The second project was an automatic magnetic loop controller using a newer and smaller chip, the 18 pin MC68HC098QY2 flash based processor. Development work was done on the Freescale / Metrowerks CodeWarrior Integrated Development Environment (IDE).
Using a Freescale flash based processor was an order of magnitude
easier as it was no longer necessary to remove, erase and then
reinstall the chips as in the previous case.
- write / assemble the code,
- debug it in the simulator,
- place an erased (quartz lidded) chip into the programmer,
- program the chip with the computer,
- remove the chip from the programmer,
- place the chip in the circuit,
- run the code,
- note any problemms / changes,
- remove the chip from the circuit,
- place it in the UV 'eraser',
- erase the chip (takes about 15 minutes)
- return it to the programmer, and so forth.
The newer Freescale chips are flash based. This means that they
no longer need to be erased by a UV light source. Furthermore,
they can be programmed almost directly from the personal computer that
is used to develop and debug the application itself. All one has
to do is to build a very simple interface circuit using a handful or
parts and then connect the P/C to the board to the computer with a
serial cable. The Freescale Applications notes provide all the
required information needed.
To program one of Freescale's flash based chips,
several preassigned I/O pins must be taken to either VDD or VCC
with 10K resistors, and an approximate 9 volt source applied to another
pin. Once done, this places the chip in the 'monitor mode' so
that programming can take place. To make these preassigned pins
work in both the programming and in-circuit modes, all one has to do is
to install (3) switches on the development board. In one
position, programming is enabled, in the other, they are cut through to
the actual circuit. This way, the processor can remain in place
and undisturbed on the development board until the code is perfected.
This alone is an order of magnitude improvement over the 'legacy' processors.
As an example, attached is a picture of the homebrew development station
used for the latest version of the synthesizer controller. It was
assembled on a Radio Shack perfboard and allows connection to the P/C
(for software development and programming) and to the target radio (to
verify operation). You'll note that both a keypad and LCD display
are connected to it. It's a very simple matter to make changes to
the code, assemble it, simulate it (if at all necessary), program the
chip and then verify its operation on an actual radio.
To find those really insidious programming errors, the CodeWarrior IDE
can be used to single step the instructions in the actual working
environment. Breakpoints can be set, registers / memory contents

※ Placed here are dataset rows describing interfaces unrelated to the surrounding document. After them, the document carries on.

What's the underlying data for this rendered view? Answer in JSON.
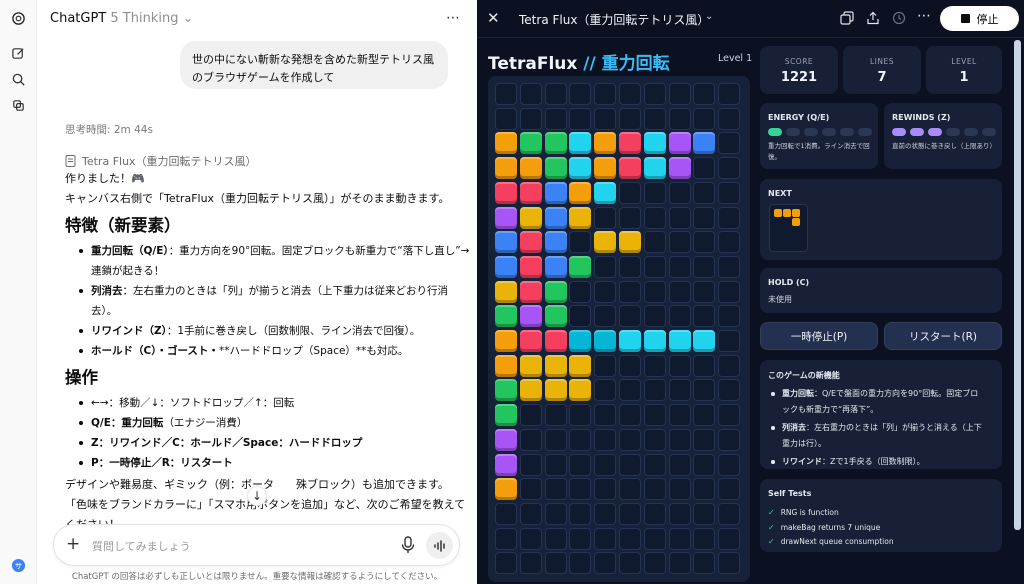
{
  "chat": {
    "model_name": "ChatGPT",
    "model_version": "5 Thinking",
    "user_message": "世の中にない斬新な発想を含めた新型テトリス風のブラウザゲームを作成して",
    "thinking_time": "思考時間: 2m 44s",
    "canvas_ref": "Tetra Flux（重力回転テトリス風）",
    "intro_line1": "作りました！🎮",
    "intro_line2": "キャンバス右側で「TetraFlux（重力回転テトリス風）」がそのまま動きます。",
    "features_heading": "特徴（新要素）",
    "features": [
      {
        "bold": "重力回転（Q/E）",
        "text": "：重力方向を90°回転。固定ブロックも新重力で“落下し直し”→ 連鎖が起きる！"
      },
      {
        "bold": "列消去",
        "text": "：左右重力のときは「列」が揃うと消去（上下重力は従来どおり行消去）。"
      },
      {
        "bold": "リワインド（Z）",
        "text": "：1手前に巻き戻し（回数制限、ライン消去で回復）。"
      },
      {
        "bold": "ホールド（C）・ゴースト・",
        "text": "**ハードドロップ（Space）**も対応。"
      }
    ],
    "controls_heading": "操作",
    "controls": [
      {
        "bold": "",
        "text": "←→：移動／↓：ソフトドロップ／↑：回転"
      },
      {
        "bold": "Q/E：重力回転",
        "text": "（エナジー消費）"
      },
      {
        "bold": "Z：リワインド／C：ホールド／Space：ハードドロップ",
        "text": ""
      },
      {
        "bold": "P：一時停止／R：リスタート",
        "text": ""
      }
    ],
    "outro_line1": "デザインや難易度、ギミック（例：ボータ　　殊ブロック）も追加できます。",
    "outro_line2": "「色味をブランドカラーに」「スマホ用ボタンを追加」など、次のご希望を教えてください！",
    "input_placeholder": "質問してみましょう",
    "disclaimer": "ChatGPT の回答は必ずしも正しいとは限りません。重要な情報は確認するようにしてください。"
  },
  "canvas": {
    "title": "Tetra Flux（重力回転テトリス風）",
    "stop_label": "停止",
    "game_title_main": "TetraFlux",
    "game_title_sep": " // ",
    "game_title_sub": "重力回転",
    "level_tag": "Level 1",
    "stats": [
      {
        "label": "SCORE",
        "value": "1221"
      },
      {
        "label": "LINES",
        "value": "7"
      },
      {
        "label": "LEVEL",
        "value": "1"
      }
    ],
    "energy": {
      "title": "ENERGY (Q/E)",
      "filled": 1,
      "total": 6,
      "desc": "重力回転で1消費。ライン消去で回復。",
      "color": "#34d399"
    },
    "rewinds": {
      "title": "REWINDS (Z)",
      "filled": 3,
      "total": 6,
      "desc": "直前の状態に巻き戻し（上限あり）",
      "color": "#a78bfa"
    },
    "next_title": "NEXT",
    "hold_title": "HOLD (C)",
    "hold_value": "未使用",
    "pause_label": "一時停止(P)",
    "restart_label": "リスタート(R)",
    "new_features_title": "このゲームの新機能",
    "new_features": [
      {
        "bold": "重力回転",
        "text": "：Q/Eで盤面の重力方向を90°回転。固定ブロックも新重力で“再落下”。"
      },
      {
        "bold": "列消去",
        "text": "：左右重力のときは「列」が揃うと消える（上下重力は行）。"
      },
      {
        "bold": "リワインド",
        "text": "：Zで1手戻る（回数制限）。"
      }
    ],
    "tests_title": "Self Tests",
    "tests": [
      "RNG is function",
      "makeBag returns 7 unique",
      "drawNext queue consumption"
    ],
    "board": {
      "cols": 10,
      "rows": 20,
      "palette": {
        "O": "#f59e0b",
        "G": "#22c55e",
        "R": "#f43f5e",
        "C": "#22d3ee",
        "P": "#a855f7",
        "B": "#3b82f6",
        "Y": "#eab308",
        "T": "#06b6d4"
      },
      "grid": [
        "..........",
        "..........",
        "OGGCORCPB.",
        "OOGCORCP..",
        "RRBOC.....",
        "PYBY......",
        "BRB.YY....",
        "BRBG......",
        "YRG.......",
        "GPG.......",
        "ORRTTCCCC.",
        "OYYY......",
        "GYYY......",
        "G.........",
        "P.........",
        "P.........",
        "O.........",
        "..........",
        "..........",
        ".........."
      ]
    },
    "next_piece": {
      "cells": [
        [
          0,
          0
        ],
        [
          1,
          0
        ],
        [
          2,
          0
        ],
        [
          2,
          1
        ]
      ],
      "color": "#f59e0b"
    }
  }
}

examined and the overall operation assessed. It's a very powerful tool.
In addition, the flash based memory of these chips can be used to
store non volatile, semi-permanent information. This is easily
done with some instructions, and this feature is the basis for the 100
scannable channel capability of the latest synthesizer controller chip.
Finally, Freescale offers an on-line repository of applications notes
chock full of helpful suggestions, illustrative software and the like.
To complement this, Freescale sponsors User Groups whose members
will answer questions, review problematic code, offer suggestions, and
so forth. These folks are remarkably patient and extremely
In closing, I've thoroughly enjoyed working with the Freescale products and their people.
As a retired 'telephone company' manager, I'm but a 'duffer' when it
comes to micro controller programming. I like it mainly because
it reminds me of the times that I spent in the 1970's working on
Electronic Switching Systems (ESS).
However, there are many others out there who do this for their
livelihood and are striving for proficiency in today's competitive
They would to well to become
familiar with the Freescale website, their products and most especially
CodeWarrior Integrated Development Environment.